As if the answer were easy, Themistocles, when asked whether he would prefer to have been Achilles or Homer, replied: "Which would you rather be, a conqueror in the Olympic Games or the crier that proclaims who are the conquerors?" A navy man, Themistocles saw no honor in being out of things. He would not have understood the U.S. role of spectator to this year's Olympic Games, or how a country whose national pride has so often been hoisted in those Games could settle for the bleachers.
Right now, the U.S. feels none of that particular sort of pride. Instead many Americans, including those who would have been competing in Moscow, are wondering if what they are feeling is any sort of pride at all or merely the discomfort of having taken a difficult moral position that is beginning to feel a bit tight at the neck. After all, aren't those young men and women just playing games over there? Is the U.S. a spoilsport?

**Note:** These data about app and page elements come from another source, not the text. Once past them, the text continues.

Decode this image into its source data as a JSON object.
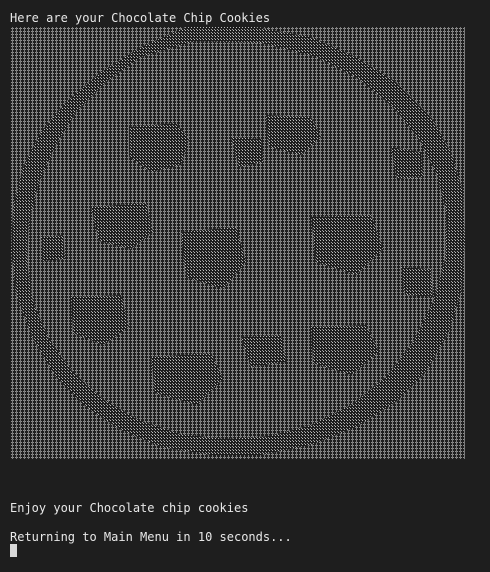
{
  "terminal": {
    "title_line": "Here are your Chocolate Chip Cookies",
    "art_description_icon": "ascii-cookie-art",
    "enjoy_line": "Enjoy your Chocolate chip cookies",
    "returning_line": "Returning to Main Menu in 10 seconds...",
    "colors": {
      "background": "#1e1e1e",
      "text": "#e8e8e8",
      "art_dense": "#9a9a9a",
      "art_light": "#5c5c5c"
    }
  }
}
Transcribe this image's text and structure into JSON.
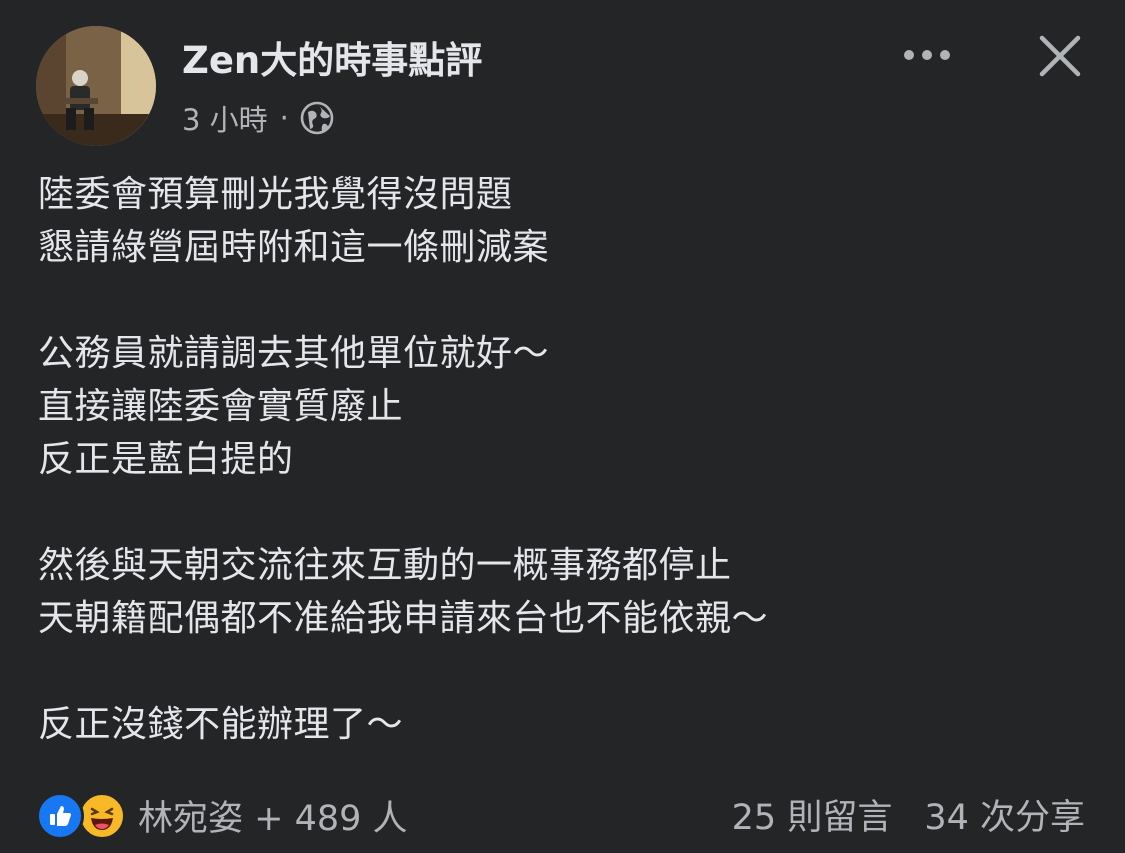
{
  "post": {
    "author": "Zen大的時事點評",
    "time": "3 小時",
    "separator": "·",
    "privacy_icon": "globe-icon",
    "paragraphs": [
      [
        "陸委會預算刪光我覺得沒問題",
        "懇請綠營屆時附和這一條刪減案"
      ],
      [
        "公務員就請調去其他單位就好～",
        "直接讓陸委會實質廢止",
        "反正是藍白提的"
      ],
      [
        "然後與天朝交流往來互動的一概事務都停止",
        "天朝籍配偶都不准給我申請來台也不能依親～"
      ],
      [
        "反正沒錢不能辦理了～"
      ]
    ]
  },
  "actions": {
    "more_icon": "more-dots-icon",
    "close_icon": "close-icon"
  },
  "footer": {
    "reaction_icons": [
      "like-icon",
      "haha-icon"
    ],
    "reactions_text": "林宛姿 + 489 人",
    "comments": "25 則留言",
    "shares": "34 次分享"
  },
  "colors": {
    "background": "#242526",
    "primary_text": "#e4e6eb",
    "secondary_text": "#b0b3b8",
    "like_blue": "#1877f2",
    "haha_yellow": "#f7b928"
  }
}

Were it not for the remarks of the presidents of the International Olympic Committee, the political significance of the Olympics would probably never be in question. Yet as recently as July 14, Lord Killanin opened a session of the I.O.C. by expressing his great fear for the future of the Games "if politicians continue to make use of sport for their own ends." Steady as the Olympic torch, that sort of mindlessness has been passed from I.O.C. president to I.O.C. president, from Avery Brundage to Killanin, and soon, most likely, to President-elect Juan Antonio Samaranch, who sounds a lot like his predecessors. All owe their conventional wisdom, if not their tone, to Baron Pierre de Coubertin, the founder of the modern Games. Decreed Coubertin: "The essential thing in life is not conquering, but fighting well." The words are charming, and perhaps even true, but they have never applied to the Olympics.
Certainly, nothing in the ancient history of the Games supports the idea that they are apolitical. Brundage lamented that in ancient Greece wars were suspended for the Olympics, whereas today the Olympics are suspended for wars. In fact, the first Olympics were dry runs for wars. Once, in 364 B.C., the Eleians turned a dry run into the real McCoy and swooped down on the Pisates during the Games. They won. The modern marathon,"inspired by the tale of a soldier who ran 25 miles to report a victory, commemorates both politics and conquest. As for the glory of fighting well, one needs only to read Pindar on the ignominy of the losers.